**PROBLEM STATEMENT:** Scan the listing for the word "yoongimin" and report every line that contains it.

DATA SUPPLIED: Begin

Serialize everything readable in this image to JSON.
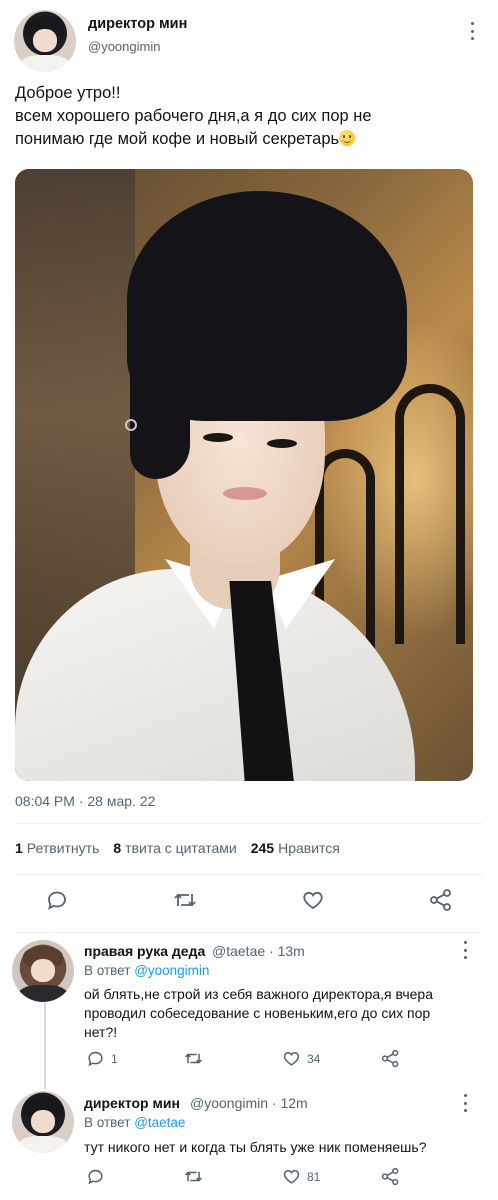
{
  "tweet": {
    "author_name": "директор мин",
    "author_handle": "@yoongimin",
    "text_lines": [
      "Доброе утро!!",
      "всем хорошего рабочего дня,а я до сих пор не",
      "понимаю где мой кофе и новый секретарь"
    ],
    "emoji_icon": "slightly-smiling-face-icon",
    "timestamp": "08:04 PM · 28 мар. 22",
    "stats": {
      "retweets_count": "1",
      "retweets_label": "Ретвитнуть",
      "quotes_count": "8",
      "quotes_label": "твита с цитатами",
      "likes_count": "245",
      "likes_label": "Нравится"
    },
    "actions": [
      "reply-icon",
      "retweet-icon",
      "like-icon",
      "share-icon"
    ]
  },
  "replies": [
    {
      "author_name": "правая рука деда",
      "author_handle": "@taetae",
      "time": "13m",
      "reply_prefix": "В ответ",
      "reply_to": "@yoongimin",
      "text_lines": [
        "ой блять,не строй из себя важного директора,я вчера",
        "проводил собеседование с новеньким,его до сих пор",
        "нет?!"
      ],
      "reply_count": "1",
      "retweet_count": "",
      "like_count": "34"
    },
    {
      "author_name": "директор мин",
      "author_handle": "@yoongimin",
      "time": "12m",
      "reply_prefix": "В ответ",
      "reply_to": "@taetae",
      "text_lines": [
        "тут никого нет и когда ты блять уже ник поменяешь?"
      ],
      "reply_count": "",
      "retweet_count": "",
      "like_count": "81"
    }
  ],
  "colors": {
    "text": "#0f1419",
    "secondary": "#536471",
    "link": "#1d9bf0",
    "divider": "#eff3f4"
  }
}
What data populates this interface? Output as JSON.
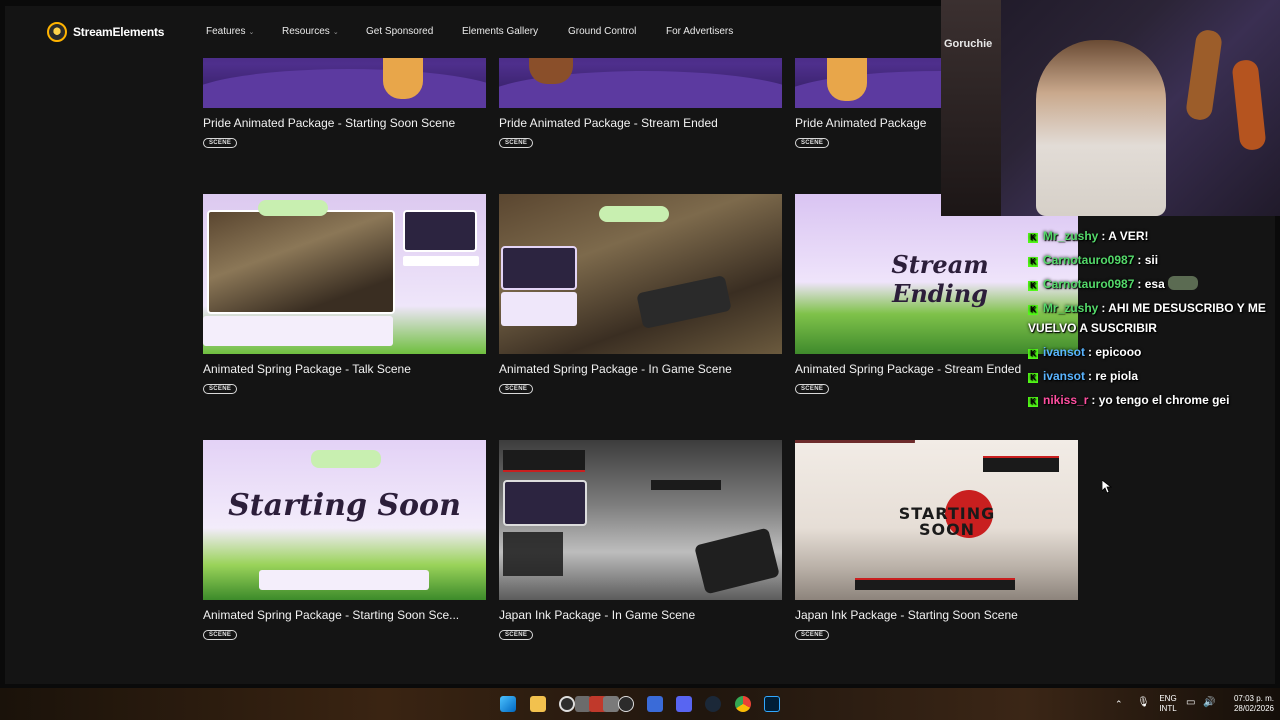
{
  "brand": {
    "name": "StreamElements"
  },
  "nav": {
    "items": [
      {
        "label": "Features",
        "has_caret": true
      },
      {
        "label": "Resources",
        "has_caret": true
      },
      {
        "label": "Get Sponsored",
        "has_caret": false
      },
      {
        "label": "Elements Gallery",
        "has_caret": false
      },
      {
        "label": "Ground Control",
        "has_caret": false
      },
      {
        "label": "For Advertisers",
        "has_caret": false
      }
    ]
  },
  "cards": [
    {
      "title": "Pride Animated Package - Starting Soon Scene",
      "badge": "SCENE"
    },
    {
      "title": "Pride Animated Package - Stream Ended",
      "badge": "SCENE"
    },
    {
      "title": "Pride Animated Package",
      "badge": "SCENE"
    },
    {
      "title": "Animated Spring Package - Talk Scene",
      "badge": "SCENE"
    },
    {
      "title": "Animated Spring Package - In Game Scene",
      "badge": "SCENE"
    },
    {
      "title": "Animated Spring Package - Stream Ended",
      "badge": "SCENE",
      "thumb_text": "Stream Ending"
    },
    {
      "title": "Animated Spring Package - Starting Soon Sce...",
      "badge": "SCENE",
      "thumb_text": "Starting Soon"
    },
    {
      "title": "Japan Ink Package - In Game Scene",
      "badge": "SCENE"
    },
    {
      "title": "Japan Ink Package - Starting Soon Scene",
      "badge": "SCENE",
      "thumb_text": "STARTING SOON"
    }
  ],
  "webcam": {
    "shelf_label": "Goruchie"
  },
  "chat": [
    {
      "user": "Mr_zushy",
      "color": "#54d96a",
      "text": "A VER!"
    },
    {
      "user": "Carnotauro0987",
      "color": "#54d96a",
      "text": "sii"
    },
    {
      "user": "Carnotauro0987",
      "color": "#54d96a",
      "text": "esa",
      "emote": true
    },
    {
      "user": "Mr_zushy",
      "color": "#54d96a",
      "text": "AHI ME DESUSCRIBO Y ME VUELVO A SUSCRIBIR"
    },
    {
      "user": "ivansot",
      "color": "#5ab4ff",
      "text": "epicooo"
    },
    {
      "user": "ivansot",
      "color": "#5ab4ff",
      "text": "re piola"
    },
    {
      "user": "nikiss_r",
      "color": "#ff4fa0",
      "text": "yo tengo el chrome gei"
    }
  ],
  "taskbar": {
    "lang_top": "ENG",
    "lang_bottom": "INTL",
    "time": "07:03 p. m.",
    "date": "28/02/2026",
    "icons": [
      "windows-icon",
      "file-explorer-icon",
      "obs-icon",
      "app-icon",
      "voicemod-icon",
      "app-icon",
      "github-icon",
      "shield-icon",
      "discord-icon",
      "steam-icon",
      "chrome-icon",
      "photoshop-icon"
    ]
  }
}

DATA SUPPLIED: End

**OUTPUT OF THE EXERCISE:**
    "author_handle": "@yoongimin",
      "reply_to": "@yoongimin",
      "author_handle": "@yoongimin",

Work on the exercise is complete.